• Exercise goal: If a line includes the word "JSON", it belongs in the count; state the total for the data below and add nothing.

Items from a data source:

+ + + + + + +

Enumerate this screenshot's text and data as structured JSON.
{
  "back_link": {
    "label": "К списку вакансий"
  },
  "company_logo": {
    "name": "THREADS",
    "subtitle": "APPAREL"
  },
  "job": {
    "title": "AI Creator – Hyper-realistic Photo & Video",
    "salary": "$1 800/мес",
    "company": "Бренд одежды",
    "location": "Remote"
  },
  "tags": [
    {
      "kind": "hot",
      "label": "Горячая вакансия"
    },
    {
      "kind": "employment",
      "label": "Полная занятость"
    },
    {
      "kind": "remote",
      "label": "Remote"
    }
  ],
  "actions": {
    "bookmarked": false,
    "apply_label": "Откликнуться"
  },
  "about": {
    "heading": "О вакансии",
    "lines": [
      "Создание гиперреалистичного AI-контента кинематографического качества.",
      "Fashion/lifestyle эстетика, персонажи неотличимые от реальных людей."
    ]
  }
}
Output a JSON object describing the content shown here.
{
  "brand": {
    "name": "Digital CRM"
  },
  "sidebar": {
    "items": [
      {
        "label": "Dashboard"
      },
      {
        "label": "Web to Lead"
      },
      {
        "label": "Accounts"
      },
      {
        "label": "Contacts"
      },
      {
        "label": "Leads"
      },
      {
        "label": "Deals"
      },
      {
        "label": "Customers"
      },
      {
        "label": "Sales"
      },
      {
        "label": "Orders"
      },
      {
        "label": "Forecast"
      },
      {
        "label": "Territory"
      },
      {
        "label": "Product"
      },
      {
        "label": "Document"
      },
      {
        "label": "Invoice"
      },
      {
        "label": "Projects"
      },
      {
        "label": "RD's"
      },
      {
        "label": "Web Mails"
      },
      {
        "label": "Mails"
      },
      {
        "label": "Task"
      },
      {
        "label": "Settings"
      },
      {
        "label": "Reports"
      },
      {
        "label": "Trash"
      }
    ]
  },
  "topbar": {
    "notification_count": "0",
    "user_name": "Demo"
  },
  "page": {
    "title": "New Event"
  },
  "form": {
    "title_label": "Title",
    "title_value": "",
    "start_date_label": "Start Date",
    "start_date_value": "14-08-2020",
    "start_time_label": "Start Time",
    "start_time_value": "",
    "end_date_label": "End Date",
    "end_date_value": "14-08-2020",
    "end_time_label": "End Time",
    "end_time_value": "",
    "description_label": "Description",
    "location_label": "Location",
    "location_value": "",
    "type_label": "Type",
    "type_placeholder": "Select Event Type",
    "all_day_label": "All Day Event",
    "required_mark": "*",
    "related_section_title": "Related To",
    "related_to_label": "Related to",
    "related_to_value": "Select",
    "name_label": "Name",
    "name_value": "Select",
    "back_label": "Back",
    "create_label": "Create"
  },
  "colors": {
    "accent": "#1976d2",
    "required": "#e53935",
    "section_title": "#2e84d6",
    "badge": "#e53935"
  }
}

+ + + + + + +

• Written answer: 2